AP 07/02/94 13:39 EDT V0465
WARSAW, Poland (AP) -- President Lech Walesa promised Saturday to veto legislation relaxing Poland's strict anti-abortion law. If parliament overturns the veto, he said he might resign for a day to avoid signing the bill into law.
The bill cleared parliament's upper chamber in a narrow vote Thursday and was sent to Walesa Saturday. It would allow women to terminate pregnancies in cases of difficult financial or personal circumstances.
It remains uncertain whether abortion-rights supporters could gather the two-thirds majority needed to override Walesa's veto. Only one of the two leftist parties in the governing coalition unanimously supports the bill, while other parties are divided over the issue.

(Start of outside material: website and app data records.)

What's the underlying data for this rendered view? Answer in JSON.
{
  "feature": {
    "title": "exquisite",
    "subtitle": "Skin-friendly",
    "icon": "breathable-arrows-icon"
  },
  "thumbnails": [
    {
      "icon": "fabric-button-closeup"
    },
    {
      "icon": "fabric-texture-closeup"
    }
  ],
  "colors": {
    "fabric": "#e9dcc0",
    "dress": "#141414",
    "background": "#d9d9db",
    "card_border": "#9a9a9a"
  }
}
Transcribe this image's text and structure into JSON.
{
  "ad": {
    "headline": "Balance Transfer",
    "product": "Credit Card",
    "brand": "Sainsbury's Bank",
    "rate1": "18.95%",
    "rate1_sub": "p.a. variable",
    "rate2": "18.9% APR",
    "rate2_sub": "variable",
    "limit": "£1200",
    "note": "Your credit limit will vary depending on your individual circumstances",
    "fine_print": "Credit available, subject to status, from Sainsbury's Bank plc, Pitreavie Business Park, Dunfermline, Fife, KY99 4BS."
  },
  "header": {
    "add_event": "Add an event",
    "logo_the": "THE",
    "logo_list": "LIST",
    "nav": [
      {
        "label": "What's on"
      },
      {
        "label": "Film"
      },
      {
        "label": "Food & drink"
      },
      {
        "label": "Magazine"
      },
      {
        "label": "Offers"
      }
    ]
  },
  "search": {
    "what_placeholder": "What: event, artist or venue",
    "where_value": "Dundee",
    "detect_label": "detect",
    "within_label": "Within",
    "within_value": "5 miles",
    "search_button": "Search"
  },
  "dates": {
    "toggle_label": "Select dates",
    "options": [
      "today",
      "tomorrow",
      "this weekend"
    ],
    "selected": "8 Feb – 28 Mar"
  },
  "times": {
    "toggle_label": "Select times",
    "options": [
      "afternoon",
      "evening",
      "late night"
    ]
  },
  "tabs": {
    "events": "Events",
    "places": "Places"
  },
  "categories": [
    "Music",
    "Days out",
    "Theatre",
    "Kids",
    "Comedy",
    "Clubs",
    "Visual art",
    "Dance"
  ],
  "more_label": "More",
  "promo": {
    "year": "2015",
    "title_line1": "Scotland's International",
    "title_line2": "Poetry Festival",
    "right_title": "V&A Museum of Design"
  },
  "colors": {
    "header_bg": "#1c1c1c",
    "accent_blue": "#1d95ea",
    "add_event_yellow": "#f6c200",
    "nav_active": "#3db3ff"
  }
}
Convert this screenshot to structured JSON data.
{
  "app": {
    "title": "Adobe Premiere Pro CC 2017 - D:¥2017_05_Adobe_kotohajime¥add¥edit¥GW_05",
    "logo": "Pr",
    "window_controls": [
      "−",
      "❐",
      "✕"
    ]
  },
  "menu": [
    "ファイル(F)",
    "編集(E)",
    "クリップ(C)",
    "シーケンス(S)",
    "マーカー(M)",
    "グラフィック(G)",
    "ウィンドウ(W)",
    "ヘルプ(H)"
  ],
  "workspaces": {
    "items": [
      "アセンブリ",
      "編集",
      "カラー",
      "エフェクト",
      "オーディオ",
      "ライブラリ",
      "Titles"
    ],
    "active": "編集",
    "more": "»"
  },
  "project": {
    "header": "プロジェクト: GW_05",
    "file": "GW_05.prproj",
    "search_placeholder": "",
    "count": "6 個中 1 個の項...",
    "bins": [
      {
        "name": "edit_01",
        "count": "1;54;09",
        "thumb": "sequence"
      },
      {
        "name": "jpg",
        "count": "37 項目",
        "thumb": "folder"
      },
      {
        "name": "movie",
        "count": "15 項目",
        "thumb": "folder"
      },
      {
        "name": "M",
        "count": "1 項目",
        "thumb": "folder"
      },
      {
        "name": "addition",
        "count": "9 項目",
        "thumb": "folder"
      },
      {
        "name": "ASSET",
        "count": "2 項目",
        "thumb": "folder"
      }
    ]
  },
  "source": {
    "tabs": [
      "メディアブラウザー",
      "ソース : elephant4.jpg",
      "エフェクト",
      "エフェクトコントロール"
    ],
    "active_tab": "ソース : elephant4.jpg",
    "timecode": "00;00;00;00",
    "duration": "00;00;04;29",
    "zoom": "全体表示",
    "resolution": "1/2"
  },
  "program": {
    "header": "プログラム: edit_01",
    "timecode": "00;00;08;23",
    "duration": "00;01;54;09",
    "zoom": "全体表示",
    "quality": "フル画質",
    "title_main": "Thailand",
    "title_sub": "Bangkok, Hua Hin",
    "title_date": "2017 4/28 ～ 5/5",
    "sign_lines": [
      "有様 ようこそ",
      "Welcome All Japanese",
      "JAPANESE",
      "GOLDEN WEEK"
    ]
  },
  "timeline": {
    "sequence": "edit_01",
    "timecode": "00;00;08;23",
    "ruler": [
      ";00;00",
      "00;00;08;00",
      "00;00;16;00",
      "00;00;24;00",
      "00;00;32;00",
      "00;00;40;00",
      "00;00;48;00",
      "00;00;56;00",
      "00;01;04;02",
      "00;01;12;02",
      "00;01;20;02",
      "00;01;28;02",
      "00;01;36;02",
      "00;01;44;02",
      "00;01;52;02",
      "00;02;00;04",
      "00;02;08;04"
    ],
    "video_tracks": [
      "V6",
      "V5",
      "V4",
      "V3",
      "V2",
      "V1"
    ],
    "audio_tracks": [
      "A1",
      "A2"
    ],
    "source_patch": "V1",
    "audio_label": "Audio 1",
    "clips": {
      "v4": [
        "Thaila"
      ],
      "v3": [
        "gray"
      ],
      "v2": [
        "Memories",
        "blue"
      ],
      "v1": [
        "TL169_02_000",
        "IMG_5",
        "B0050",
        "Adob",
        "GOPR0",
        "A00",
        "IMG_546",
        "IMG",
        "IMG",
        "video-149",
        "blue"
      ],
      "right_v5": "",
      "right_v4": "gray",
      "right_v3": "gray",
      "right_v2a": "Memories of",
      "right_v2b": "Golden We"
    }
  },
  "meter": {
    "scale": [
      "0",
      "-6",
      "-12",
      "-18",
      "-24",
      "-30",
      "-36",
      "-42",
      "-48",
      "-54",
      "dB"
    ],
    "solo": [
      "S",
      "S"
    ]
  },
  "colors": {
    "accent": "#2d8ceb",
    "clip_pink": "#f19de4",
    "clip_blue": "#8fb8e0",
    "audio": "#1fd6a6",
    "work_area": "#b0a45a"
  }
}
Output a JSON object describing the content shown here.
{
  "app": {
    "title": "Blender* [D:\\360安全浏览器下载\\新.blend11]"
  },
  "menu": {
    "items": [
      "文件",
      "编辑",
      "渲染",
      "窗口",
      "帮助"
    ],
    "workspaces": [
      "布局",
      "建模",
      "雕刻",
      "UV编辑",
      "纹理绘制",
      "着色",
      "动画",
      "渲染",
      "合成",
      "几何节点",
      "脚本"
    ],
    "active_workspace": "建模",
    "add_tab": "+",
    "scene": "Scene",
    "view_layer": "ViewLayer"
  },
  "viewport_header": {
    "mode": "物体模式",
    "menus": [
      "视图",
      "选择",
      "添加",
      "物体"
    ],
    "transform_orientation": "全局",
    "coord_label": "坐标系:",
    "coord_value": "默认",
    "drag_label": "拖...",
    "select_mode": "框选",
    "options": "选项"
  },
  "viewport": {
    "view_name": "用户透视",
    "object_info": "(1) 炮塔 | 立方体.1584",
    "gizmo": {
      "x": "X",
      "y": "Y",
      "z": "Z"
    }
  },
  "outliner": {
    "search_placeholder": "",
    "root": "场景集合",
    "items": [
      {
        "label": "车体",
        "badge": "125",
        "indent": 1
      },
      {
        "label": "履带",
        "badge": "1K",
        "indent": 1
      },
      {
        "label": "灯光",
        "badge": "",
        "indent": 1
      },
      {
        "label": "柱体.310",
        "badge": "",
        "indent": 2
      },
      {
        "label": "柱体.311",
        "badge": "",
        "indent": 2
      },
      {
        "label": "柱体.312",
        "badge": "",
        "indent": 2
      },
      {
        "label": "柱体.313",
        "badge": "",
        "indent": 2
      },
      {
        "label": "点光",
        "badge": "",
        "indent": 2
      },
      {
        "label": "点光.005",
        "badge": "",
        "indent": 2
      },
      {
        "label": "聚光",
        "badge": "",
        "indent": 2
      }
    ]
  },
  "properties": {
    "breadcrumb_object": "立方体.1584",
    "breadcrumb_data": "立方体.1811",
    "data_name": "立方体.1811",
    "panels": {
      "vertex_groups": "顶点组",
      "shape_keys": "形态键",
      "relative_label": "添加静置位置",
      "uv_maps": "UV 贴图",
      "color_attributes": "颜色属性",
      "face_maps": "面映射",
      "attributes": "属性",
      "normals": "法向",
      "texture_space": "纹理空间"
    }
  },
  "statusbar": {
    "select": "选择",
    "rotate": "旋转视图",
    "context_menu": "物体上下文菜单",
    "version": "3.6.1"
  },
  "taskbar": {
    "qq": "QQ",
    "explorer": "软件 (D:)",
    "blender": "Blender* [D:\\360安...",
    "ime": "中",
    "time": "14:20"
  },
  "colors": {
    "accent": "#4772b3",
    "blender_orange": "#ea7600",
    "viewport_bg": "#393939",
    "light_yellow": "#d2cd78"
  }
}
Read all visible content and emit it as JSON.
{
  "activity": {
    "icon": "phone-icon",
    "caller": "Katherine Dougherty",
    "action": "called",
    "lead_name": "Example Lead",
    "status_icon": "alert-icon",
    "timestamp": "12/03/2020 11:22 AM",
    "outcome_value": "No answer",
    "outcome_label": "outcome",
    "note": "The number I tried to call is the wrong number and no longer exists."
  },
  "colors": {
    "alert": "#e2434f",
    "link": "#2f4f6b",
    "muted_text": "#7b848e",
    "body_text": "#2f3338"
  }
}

The current law, approved early last year after a long, vehement campaign by the Roman Catholic Church, allows abortions only when the pregnancy endangers the mother's life or health, results from a criminal act, or when the fetus is irreparably damaged.
Doctors who perform abortions in other cases face up to two years in prison. The bill replaced a Communist-era law, under which abortions were easily accessible. The parliament that emerged from last September's elections had been expected to ease the new restrictions.
Walesa, however, has equated abortion with murder and insisted he would never approve any bill that would make it easier for women to get abortions.
"I will never sign the bill," Walesa, a devout Catholic, told the PAP domestic news agency on Saturday.
"One king abdicated for a day and maybe I will do the same," Walesa said, referring to Belgian King Baudouin I, who in 1990 resigned for one day to avoid signing an abortion bill.
The president's press office said Walesa was out of Warsaw on Saturday and probably will act on the bill Monday.
Until 1992, some 500,000 abortions were reported each year, while last year, the official number was 770.
However, there are reports of a widespread abortion underground, and wealthier women reportedly travel abroad for the procedure.